What emerges in particular is the disconnect between an overall desire for greater diversity and the day-to-day realities of a talent crunch in all parts of the industry, at all levels. In the open-ended question asking why the industry overall lacks diversity, quite a few respondents back up the argument of one, who says, "Smaller companies are more focused on filling positions rather than ensuring their company is diverse." Further, says another, a substantial part of the imbalance stems from smaller firms that "give themselves a pass from the need to be diverse."
Of course, no large agency is anywhere near where it states it wants to be in terms of a diverse staff. Many find that a talented staff is especially tough to maintain when the small, multicultural-specialty firms are alluring because of the big-name clients who hire them for multicultural outreach, as well as an environment that has a diverse senior management. Again, many in the survey cited the lack of senior-level role models in the mainstream firms. In the end, many of those agencies end up hiring from one another, growing their own staff, but not increasing the pool overall.
The problem is much debated, but it - and any potential solution - is not necessarily agency-specific. Most of the significant changes any agency will make will be at the behest of clients, and it's these clients who can take more steps to demand diversity and a better reflection of their products' target audience from their agencies. Many large clients, after all, operate in environments in which diversity is an essential part of the makeup, not only in the products, but also in the staff.
Clients can also vote with their feet and hire multicultural firms for more than just a specifically targeted multicultural campaign. Robert Dale, president of RJ Dale Advertising & PR, said at the Chicago Regional Roundtable earlier this year that he hopes corporations will begin to look at black-owned agencies as viable options for RFPs for general-market work. That makes sense - his firm, as well as other black-owned Chicago firms, including Burrell, has a staff that far more accurately reflects Chicago's population, with a level of diversity big agencies would be proud of.

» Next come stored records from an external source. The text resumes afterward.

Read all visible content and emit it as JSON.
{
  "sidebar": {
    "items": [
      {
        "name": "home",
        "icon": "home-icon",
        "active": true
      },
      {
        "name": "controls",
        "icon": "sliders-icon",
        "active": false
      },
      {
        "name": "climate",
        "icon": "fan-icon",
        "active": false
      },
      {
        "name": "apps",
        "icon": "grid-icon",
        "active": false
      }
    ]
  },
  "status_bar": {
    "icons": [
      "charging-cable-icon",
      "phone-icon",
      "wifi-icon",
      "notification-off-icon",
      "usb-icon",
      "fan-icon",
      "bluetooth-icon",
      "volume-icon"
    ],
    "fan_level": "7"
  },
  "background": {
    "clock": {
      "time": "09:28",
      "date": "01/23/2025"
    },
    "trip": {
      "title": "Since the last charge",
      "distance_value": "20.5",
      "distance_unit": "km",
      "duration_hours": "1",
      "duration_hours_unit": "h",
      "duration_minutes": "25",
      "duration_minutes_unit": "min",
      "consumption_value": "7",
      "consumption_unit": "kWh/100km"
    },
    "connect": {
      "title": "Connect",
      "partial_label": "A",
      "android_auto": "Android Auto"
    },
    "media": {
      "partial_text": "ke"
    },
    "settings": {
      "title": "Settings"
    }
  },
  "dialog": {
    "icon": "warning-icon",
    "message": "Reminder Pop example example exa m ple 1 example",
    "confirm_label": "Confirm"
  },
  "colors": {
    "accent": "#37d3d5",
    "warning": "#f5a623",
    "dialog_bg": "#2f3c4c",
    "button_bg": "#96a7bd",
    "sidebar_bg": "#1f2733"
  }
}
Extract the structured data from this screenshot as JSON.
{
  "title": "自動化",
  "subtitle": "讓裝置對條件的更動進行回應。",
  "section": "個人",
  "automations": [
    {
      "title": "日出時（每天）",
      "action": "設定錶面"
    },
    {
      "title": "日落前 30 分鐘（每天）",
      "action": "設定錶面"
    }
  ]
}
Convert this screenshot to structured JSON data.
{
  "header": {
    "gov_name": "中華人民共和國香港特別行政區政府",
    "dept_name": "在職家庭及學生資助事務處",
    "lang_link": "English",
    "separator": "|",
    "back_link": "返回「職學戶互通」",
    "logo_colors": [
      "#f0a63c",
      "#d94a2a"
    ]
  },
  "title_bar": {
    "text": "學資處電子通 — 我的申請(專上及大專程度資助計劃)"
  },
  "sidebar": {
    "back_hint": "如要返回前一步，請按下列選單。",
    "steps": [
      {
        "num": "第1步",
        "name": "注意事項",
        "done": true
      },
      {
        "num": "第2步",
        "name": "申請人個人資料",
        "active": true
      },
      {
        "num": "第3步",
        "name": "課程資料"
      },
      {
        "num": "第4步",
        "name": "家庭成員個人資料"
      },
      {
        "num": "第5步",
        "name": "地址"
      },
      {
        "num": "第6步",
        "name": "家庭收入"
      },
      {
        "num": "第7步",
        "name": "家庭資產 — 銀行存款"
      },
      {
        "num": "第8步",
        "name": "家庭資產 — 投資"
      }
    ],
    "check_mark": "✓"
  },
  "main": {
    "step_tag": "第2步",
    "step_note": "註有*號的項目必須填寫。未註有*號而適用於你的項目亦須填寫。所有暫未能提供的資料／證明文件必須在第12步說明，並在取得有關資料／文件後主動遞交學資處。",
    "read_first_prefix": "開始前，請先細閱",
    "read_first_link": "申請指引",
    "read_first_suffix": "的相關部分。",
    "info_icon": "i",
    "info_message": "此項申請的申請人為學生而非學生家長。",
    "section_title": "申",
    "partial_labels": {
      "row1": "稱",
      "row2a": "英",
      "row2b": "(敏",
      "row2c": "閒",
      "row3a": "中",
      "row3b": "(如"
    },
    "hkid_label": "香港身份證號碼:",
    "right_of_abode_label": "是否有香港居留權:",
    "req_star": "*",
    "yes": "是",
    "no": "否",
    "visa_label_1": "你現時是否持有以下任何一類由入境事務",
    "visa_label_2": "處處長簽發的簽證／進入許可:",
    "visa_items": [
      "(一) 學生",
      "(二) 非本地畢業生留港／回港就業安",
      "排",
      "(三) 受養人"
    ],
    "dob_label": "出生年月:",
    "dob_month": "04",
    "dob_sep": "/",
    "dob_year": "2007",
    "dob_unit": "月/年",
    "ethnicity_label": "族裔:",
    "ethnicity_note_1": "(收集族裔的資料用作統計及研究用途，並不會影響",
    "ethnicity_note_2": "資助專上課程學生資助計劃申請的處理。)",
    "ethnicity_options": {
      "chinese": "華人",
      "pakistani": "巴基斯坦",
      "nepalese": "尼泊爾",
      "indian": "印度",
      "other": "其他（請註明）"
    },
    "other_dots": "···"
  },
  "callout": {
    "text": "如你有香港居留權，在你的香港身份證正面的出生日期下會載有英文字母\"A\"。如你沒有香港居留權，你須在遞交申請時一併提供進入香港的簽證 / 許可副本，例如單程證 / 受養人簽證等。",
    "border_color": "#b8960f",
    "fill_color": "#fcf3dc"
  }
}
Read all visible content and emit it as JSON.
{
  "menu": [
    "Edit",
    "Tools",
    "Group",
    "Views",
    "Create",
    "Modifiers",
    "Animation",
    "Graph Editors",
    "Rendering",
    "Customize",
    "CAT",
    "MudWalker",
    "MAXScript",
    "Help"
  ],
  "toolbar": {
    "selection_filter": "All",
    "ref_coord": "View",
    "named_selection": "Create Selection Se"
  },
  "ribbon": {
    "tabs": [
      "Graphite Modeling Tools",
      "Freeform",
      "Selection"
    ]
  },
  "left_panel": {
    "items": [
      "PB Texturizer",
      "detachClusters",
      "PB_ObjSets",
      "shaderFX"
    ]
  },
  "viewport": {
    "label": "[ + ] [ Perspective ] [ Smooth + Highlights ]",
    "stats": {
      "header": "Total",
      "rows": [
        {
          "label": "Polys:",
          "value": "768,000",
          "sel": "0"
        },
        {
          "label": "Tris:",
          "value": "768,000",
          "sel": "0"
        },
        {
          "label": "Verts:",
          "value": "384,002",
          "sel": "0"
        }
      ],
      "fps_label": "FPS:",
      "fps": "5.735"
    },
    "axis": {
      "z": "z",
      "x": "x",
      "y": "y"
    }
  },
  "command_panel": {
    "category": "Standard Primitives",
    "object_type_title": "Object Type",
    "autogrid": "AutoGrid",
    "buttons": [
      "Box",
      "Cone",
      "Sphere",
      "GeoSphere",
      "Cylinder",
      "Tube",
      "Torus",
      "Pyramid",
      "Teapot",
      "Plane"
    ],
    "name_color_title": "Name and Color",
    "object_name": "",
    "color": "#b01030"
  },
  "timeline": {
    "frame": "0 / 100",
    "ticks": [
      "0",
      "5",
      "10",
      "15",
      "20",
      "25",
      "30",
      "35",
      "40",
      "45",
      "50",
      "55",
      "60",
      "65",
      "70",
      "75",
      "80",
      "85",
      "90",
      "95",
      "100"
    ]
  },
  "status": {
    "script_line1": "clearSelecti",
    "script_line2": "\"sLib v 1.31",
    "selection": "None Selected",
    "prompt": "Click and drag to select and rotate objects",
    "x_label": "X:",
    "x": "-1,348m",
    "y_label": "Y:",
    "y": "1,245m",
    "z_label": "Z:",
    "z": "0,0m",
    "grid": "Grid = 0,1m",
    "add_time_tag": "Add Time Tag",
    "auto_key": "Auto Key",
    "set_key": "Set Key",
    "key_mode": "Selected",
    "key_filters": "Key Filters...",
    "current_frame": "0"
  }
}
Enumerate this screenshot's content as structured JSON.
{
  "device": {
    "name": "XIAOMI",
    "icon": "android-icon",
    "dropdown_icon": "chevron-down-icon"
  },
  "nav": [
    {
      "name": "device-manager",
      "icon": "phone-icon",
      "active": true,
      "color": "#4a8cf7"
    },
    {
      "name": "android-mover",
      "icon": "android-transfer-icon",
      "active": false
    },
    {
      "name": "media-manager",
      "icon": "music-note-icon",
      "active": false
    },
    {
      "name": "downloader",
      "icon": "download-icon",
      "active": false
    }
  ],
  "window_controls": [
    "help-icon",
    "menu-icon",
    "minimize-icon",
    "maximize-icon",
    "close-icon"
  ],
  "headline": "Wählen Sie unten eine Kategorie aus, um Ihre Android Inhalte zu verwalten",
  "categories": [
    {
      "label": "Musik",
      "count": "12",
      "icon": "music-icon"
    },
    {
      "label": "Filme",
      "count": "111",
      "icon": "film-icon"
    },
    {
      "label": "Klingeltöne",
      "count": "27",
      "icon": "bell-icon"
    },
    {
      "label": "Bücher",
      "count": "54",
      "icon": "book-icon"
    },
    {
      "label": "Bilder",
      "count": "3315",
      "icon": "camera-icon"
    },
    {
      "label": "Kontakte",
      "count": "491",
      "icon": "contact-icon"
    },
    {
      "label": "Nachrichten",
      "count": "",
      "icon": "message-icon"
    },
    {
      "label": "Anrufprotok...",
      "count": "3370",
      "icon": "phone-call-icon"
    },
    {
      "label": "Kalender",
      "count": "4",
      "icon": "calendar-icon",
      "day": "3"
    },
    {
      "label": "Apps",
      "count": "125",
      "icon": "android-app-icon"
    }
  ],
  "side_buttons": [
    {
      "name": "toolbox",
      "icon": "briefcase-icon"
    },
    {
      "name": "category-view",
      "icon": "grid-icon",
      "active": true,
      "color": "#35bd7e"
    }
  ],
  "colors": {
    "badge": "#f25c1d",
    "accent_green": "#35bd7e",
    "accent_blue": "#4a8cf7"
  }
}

If more clients make such appointments and demand diversity from the mainstream agencies, then those that haven't managed to diversify their ranks will be hit where it hurts most - in the revenues. In addition to increasing diversity across the industry, this shift of emphasis will also shine a brighter light on the minority-owned firms that long ago figured out how to populate their own ranks. As PR's profile in the marketing mix has increased, so, too, should the voice of these firms within the communications hierarchy, as they are the ones truly demonstrating diversity leadership.